Set on the North Kona Coast, Kiholo Bay is a stunningly beautiful turquoise seashore rich in cultural significance and natural splendor. The Kiholo-Huehue Trail is a great way to get a taste of its enchantments.
This bayfront lies within the Kiholo State Park Reserve and represents a fine partnership between the non-profit group Hui Aloha Kiholo and the State of Hawaii. Conservation efforts have helped restore this magical place—which had suffered some form of overuse—to something of its original pristineness.
You can take this 2.8-mile loop hike via a rough access road breaking off Highway 19 between mile markers 81 and 82. A passenger car driven carefully can usually handle this road pretty well. If you’re uneasy about it, though, you can always walk it down. A parking area lies at the road’s end, with the center of the bayfront a short walk northward.

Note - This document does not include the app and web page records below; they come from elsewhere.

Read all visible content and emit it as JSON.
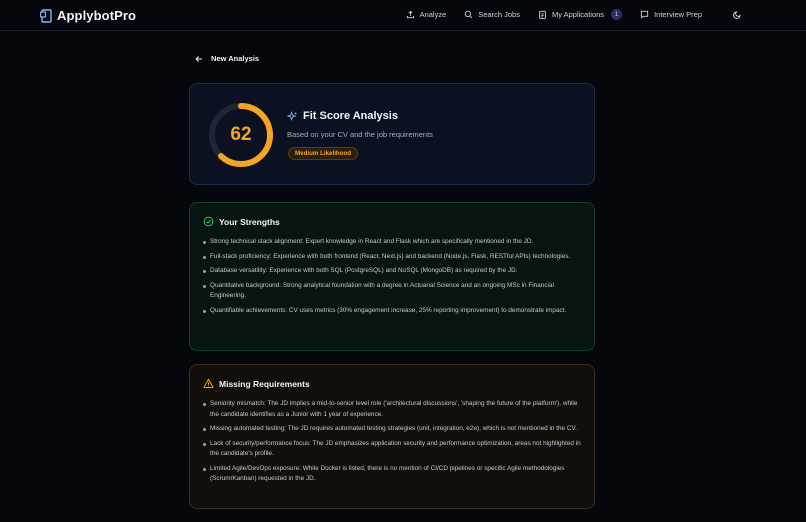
{
  "app": {
    "name": "ApplybotPro"
  },
  "nav": {
    "items": [
      {
        "label": "Analyze",
        "icon": "upload-icon"
      },
      {
        "label": "Search Jobs",
        "icon": "search-icon"
      },
      {
        "label": "My Applications",
        "icon": "clipboard-icon",
        "badge": "1"
      },
      {
        "label": "Interview Prep",
        "icon": "chat-icon"
      }
    ],
    "theme_icon": "moon-icon"
  },
  "back": {
    "label": "New Analysis"
  },
  "fit_score": {
    "score": "62",
    "score_fraction": 0.62,
    "title": "Fit Score Analysis",
    "subtitle": "Based on your CV and the job requirements",
    "likelihood": "Medium Likelihood",
    "accent": "#f5a524"
  },
  "strengths": {
    "title": "Your Strengths",
    "accent": "#22c55e",
    "items": [
      "Strong technical stack alignment: Expert knowledge in React and Flask which are specifically mentioned in the JD.",
      "Full-stack proficiency: Experience with both frontend (React, Next.js) and backend (Node.js, Flask, RESTful APIs) technologies.",
      "Database versatility: Experience with both SQL (PostgreSQL) and NoSQL (MongoDB) as required by the JD.",
      "Quantitative background: Strong analytical foundation with a degree in Actuarial Science and an ongoing MSc in Financial Engineering.",
      "Quantifiable achievements: CV uses metrics (30% engagement increase, 25% reporting improvement) to demonstrate impact."
    ]
  },
  "missing": {
    "title": "Missing Requirements",
    "accent": "#f59e0b",
    "items": [
      "Seniority mismatch: The JD implies a mid-to-senior level role ('architectural discussions', 'shaping the future of the platform'), while the candidate identifies as a Junior with 1 year of experience.",
      "Missing automated testing: The JD requires automated testing strategies (unit, integration, e2e), which is not mentioned in the CV.",
      "Lack of security/performance focus: The JD emphasizes application security and performance optimization, areas not highlighted in the candidate's profile.",
      "Limited Agile/DevOps exposure: While Docker is listed, there is no mention of CI/CD pipelines or specific Agile methodologies (Scrum/Kanban) requested in the JD."
    ]
  }
}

The loop proceeds on the eastern side of the Kiholo Bay shore. The characteristic slightly murky turquoise character of the bay stems from the input of freshwater springs and plentiful phytoplankton.
You’ll pass one of the shore’s defining landmarks on this trail: Kaenalele, aka the Queen’s Bath. This is an exposure of a lava tube with a collapsed roof filled with clear brackish water. It does indeed look like a natural bathtub, but respect this pool’s fragile ecosystem by not getting in for a soak.
Continuing east, you’ll skirt some residential housing—including the well-known “Bali House”—and then cross a canal. Your ultimate goal is the spellbinding Wainanalii Lagoon, aka the “Blue Lagoon.”
This rock-edged coastal water body was originally part of a fishpond constructed by the commission of Kamehameha the Great. In 1859, a lava flow issue from Mauna Loa destroyed this fishpond, but the lagoon is a stirring remnant.
Sea turtles are commonly seen along the whole Kiholo bayfront, but Wainanalii Lagoon is an especially fruitful place to spot them. They’re not only frequently cruising the water, but also often haul onto the rocks to bask. (Green sea turtles are the only species of sea turtle known to come ashore to bask, and not just to nest. And Hawaii is pretty much the only place where green turtles—called honu here—do this consistently.)
Proceeding on sand and rock, this hike is fairly level and not particularly arduous. But it can be quite hot and exposed. Bring plenty of water and wear sun protection.
Kiholo Bay is a remarkable place, and the Kiholo-Huehue loop trail provides an unforgettable introduction. The color of the water offshore and in the lagoon, the enchanted Queen’s Bath, the lolling honus: It’s quite seductive. And the views you’ll enjoy are a testament to the good, hard work Hui Aloha Kiholo and the state, among other organizations, have done here.
This loop hike is to the east of the Kiholo Bay access. If you want to extend your time along Kiholo Bay—and you do, don’t you?—consider acquiring a permit to camp here. West of that access path, the reserve’s campground enjoys a beautiful perch amid a kiawe grove along a black-sand beach. Camping is only allowed on the weekends.